When patients are admitted in the hospital for serum sodium correction, they often ask what is hyponatremia and why it is necessary to perform correction. Hyponatremia is a condition where there is an electrolyte abnormality in the body. Sodium is very important in the body, and the balance of sodium ensures normal cellular function. Normal serum sodium levels are of 135-145 mEq/L. If you are diagnosed with hyponatremia, your serum sodium levels often drop below 125 mEq/L.
Normally, the kidneys regulate the water balance in the body by removing as much as 15-20 liters of free water daily. As a response, the hypothalamus sends a thirst signal for you to consume enough water to replace the water that was removed from your body. When there is a presence of hormonal imbalance or a presence of a medical condition, the water-salt balance can be affected. To further understand what is hyponatremia, the amount of water that you have in your body is greater compared to the amount of sodium that is present in your system. This imbalance often results to several manifestations such as confusion, obtundation, nausea, vomiting, as well as weakness. Severe cases often show seizures, coma, and even death. Certain drugs can also cause hyponatremia such as anti-depressants, pain medications, as well as the controversial Ecstasy pill.
Mortality rate for hyponatremia that is less than 125 mEq/L is very significant.
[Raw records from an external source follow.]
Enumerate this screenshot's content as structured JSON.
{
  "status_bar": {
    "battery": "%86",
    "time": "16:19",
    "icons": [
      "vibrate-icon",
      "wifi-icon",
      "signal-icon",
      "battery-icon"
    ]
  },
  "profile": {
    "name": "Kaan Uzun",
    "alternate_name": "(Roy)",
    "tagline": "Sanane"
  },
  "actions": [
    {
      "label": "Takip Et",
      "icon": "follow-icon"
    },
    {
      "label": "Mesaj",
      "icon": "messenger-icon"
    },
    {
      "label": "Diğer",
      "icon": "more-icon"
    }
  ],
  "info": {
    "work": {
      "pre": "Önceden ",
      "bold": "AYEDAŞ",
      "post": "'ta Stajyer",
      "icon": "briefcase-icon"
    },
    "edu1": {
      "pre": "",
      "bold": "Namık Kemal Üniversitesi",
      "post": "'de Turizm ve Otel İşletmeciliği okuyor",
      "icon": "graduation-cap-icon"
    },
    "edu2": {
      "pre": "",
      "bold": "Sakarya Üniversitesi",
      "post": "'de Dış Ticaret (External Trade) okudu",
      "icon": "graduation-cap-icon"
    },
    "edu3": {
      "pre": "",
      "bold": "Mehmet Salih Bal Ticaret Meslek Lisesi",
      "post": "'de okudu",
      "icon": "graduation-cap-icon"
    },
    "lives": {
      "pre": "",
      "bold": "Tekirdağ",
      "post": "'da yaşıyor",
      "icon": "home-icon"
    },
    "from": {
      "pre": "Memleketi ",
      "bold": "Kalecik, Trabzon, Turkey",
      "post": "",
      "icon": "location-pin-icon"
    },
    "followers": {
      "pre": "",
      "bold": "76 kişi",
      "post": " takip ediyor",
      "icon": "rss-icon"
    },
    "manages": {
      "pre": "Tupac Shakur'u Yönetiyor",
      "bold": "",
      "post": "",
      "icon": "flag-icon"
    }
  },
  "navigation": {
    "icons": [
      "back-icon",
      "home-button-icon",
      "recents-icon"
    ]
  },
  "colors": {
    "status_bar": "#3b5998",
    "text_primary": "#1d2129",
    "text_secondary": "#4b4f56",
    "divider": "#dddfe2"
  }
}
Symptomatic hyponatremia is an emergency medical condition that needs prompt intervention to prevent worsening of life-threatening complications. 50% of patients that has serum sodium level that is less than 105 mEq/L often die due to complications of hyponatremia that includes swelling of brain tissues. Patients observed to have ST-elevation myocardial infarction that has hyponatremia has worsening prognosis that is highly dependent on the severity of the condition. Cirrhotic patients that experience persistent ascites (fluid accumulation in the abdomen) that have low serum sodium levels while waiting for liver transplant have significant high mortality risk. Hyponatremia affects all people of all race and gender, while elderly people are more prone to having hyponatremia because of the presence of chronic conditions.
Now that your question of what is hyponatremia has been answered, be on the look-out for any presenting signs and symptoms of the condition, especially if you or someone in your family has liver, kidney, heart, and hormonal problems that increase the risk of having hyponatremia.